Start with the customer and work backward. That’s how Amazon’s Colin Puckett explained the secret of the online retailer’s success to those attending the 2018 MAFSI Sales and Marketing Conference in Naples, Fla.

Since its launch in April of 2015, Amazon’s business-to-business (B2B) base has grown to more than 1 million customers, Puckett said. And it shows no signs of slowing down. Amazon expects its B2B business to be larger than its consumer business because businesses spend more.

Amazon continues to grow so fast by never taking its eye off its two core principles. First, Amazon remains true to its vision of trying to be the most customer-centric company in the world, Puckett said. Second, it never stops trying to innovate. In doing so, Amazon listens to what customers tell us they need and innovate around that, Puckett said.

Today people can use their devices and computers to order whatever they want and have it delivered quickly in their personal lives.
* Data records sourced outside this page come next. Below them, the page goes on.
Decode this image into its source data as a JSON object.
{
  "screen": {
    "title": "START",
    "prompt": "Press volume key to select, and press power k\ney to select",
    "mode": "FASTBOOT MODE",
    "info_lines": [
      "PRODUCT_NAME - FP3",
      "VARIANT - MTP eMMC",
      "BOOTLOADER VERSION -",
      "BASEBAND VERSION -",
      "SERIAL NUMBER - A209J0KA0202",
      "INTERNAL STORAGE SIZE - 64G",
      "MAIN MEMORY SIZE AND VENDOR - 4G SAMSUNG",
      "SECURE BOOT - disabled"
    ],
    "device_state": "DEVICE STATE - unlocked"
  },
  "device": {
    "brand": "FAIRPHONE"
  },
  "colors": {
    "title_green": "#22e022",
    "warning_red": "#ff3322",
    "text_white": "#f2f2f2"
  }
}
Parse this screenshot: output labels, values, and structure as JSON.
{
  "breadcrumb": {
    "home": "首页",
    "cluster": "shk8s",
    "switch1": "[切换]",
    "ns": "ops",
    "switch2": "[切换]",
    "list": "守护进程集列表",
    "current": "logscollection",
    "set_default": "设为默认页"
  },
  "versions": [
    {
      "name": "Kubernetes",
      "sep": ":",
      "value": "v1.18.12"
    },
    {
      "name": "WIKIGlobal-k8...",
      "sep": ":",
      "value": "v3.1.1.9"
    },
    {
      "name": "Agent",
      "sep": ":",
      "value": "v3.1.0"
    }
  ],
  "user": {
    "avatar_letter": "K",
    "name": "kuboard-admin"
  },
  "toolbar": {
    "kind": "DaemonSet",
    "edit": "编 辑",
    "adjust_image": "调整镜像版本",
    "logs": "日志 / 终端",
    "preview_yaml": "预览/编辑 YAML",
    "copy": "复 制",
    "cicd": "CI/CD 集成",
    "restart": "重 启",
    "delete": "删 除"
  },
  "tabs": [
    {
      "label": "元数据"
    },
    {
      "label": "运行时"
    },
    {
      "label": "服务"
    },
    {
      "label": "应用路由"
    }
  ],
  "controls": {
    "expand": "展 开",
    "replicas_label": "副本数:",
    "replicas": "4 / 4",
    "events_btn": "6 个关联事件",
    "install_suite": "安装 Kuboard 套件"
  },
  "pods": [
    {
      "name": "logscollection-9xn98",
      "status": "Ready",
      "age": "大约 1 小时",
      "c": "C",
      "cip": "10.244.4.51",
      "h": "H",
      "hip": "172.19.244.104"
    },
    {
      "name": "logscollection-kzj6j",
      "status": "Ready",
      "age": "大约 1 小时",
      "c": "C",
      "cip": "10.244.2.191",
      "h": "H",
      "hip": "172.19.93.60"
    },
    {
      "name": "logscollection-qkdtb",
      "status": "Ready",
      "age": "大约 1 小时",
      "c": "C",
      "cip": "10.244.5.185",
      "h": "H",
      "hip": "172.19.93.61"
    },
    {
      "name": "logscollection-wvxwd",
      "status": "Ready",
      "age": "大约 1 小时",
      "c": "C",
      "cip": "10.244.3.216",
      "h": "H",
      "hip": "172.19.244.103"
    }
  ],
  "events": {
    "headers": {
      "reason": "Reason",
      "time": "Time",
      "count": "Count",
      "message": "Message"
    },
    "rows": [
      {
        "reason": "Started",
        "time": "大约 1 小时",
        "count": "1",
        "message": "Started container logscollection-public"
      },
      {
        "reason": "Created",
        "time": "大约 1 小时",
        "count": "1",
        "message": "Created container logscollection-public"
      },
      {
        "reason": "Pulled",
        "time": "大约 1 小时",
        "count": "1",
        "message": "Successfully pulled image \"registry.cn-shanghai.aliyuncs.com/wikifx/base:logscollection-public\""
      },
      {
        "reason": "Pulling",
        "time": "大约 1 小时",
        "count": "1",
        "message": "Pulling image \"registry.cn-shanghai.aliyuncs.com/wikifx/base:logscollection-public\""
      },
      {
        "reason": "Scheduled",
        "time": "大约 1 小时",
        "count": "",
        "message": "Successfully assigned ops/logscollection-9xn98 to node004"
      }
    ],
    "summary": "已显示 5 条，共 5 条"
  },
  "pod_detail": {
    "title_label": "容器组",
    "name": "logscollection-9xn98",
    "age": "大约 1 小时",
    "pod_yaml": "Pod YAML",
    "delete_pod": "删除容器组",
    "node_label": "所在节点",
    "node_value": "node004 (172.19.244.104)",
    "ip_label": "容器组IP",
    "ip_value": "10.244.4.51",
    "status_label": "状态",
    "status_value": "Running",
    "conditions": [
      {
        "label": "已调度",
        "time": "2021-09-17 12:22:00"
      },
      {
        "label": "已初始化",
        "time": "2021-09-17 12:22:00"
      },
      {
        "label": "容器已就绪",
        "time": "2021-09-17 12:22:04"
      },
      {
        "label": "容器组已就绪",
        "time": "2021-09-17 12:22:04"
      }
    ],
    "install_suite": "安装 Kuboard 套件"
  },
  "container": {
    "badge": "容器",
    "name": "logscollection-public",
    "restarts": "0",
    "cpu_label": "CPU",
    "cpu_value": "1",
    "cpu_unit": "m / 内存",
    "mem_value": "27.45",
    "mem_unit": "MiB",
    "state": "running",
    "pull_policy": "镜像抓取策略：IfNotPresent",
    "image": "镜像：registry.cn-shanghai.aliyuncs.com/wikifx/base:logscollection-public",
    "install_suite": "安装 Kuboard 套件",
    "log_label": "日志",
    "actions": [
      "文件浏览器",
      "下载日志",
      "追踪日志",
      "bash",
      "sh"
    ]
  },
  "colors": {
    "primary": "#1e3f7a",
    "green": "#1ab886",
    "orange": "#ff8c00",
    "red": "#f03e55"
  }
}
Amazon understands people want that type of experience in their professional lives, too. True, businesses buy and sell goods differently than consumers, but that does not mean the experience has to be slow and cumbersome.

Amazon developed ways to automate workflow to make it easier for companies to manage their spending and conduct business using its platform. As such, Amazon now offers business pricing, quantity discounts, enhanced content such as user guides and price manuals and much more. In other words, Amazon developed tools to help its platform work within the rules of a customer’s business.

There’s a demand in the restaurant industry for an Amazon-like experience, specifically around foodservice equipment and supplies, Puckett added.

Amazon did not get here by accident. As Puckett said, every one of the company’s innovations started with a customer saying “We love you but ...”

Prior to this MAFSI presentation at the end of January, Amazon’s impact on the restaurant industry had been confined to hushed conversations. Puckett’s presentation to hundreds of members of the foodservice industry dragged the Amazon issue into the mainstream discussion. The post-presentation interpretations ranged from depressingly fatalistic to almost Pollyannaish optimism. Some felt the presentation foretold the end of reps. Others felt it signaled the end is near for dealers. Oddly enough, everyone seemed to ignore the operator in their assessments.

From my perspective, one thing remains clear: Amazon serves as proof positive that people’s preferences are no longer defined by their personal and professional lives. As such, customers will reward those companies that provide value on their terms and not the other way around.

To keep up with more sophisticated competitors, like Amazon, all members of the industry — operators included — may not need to develop a sophisticated e-commerce platform. They will, however, need to do a better job of listening, probing their customers to determine their challenges and mine the data already available to them to provide meaningful goods and services.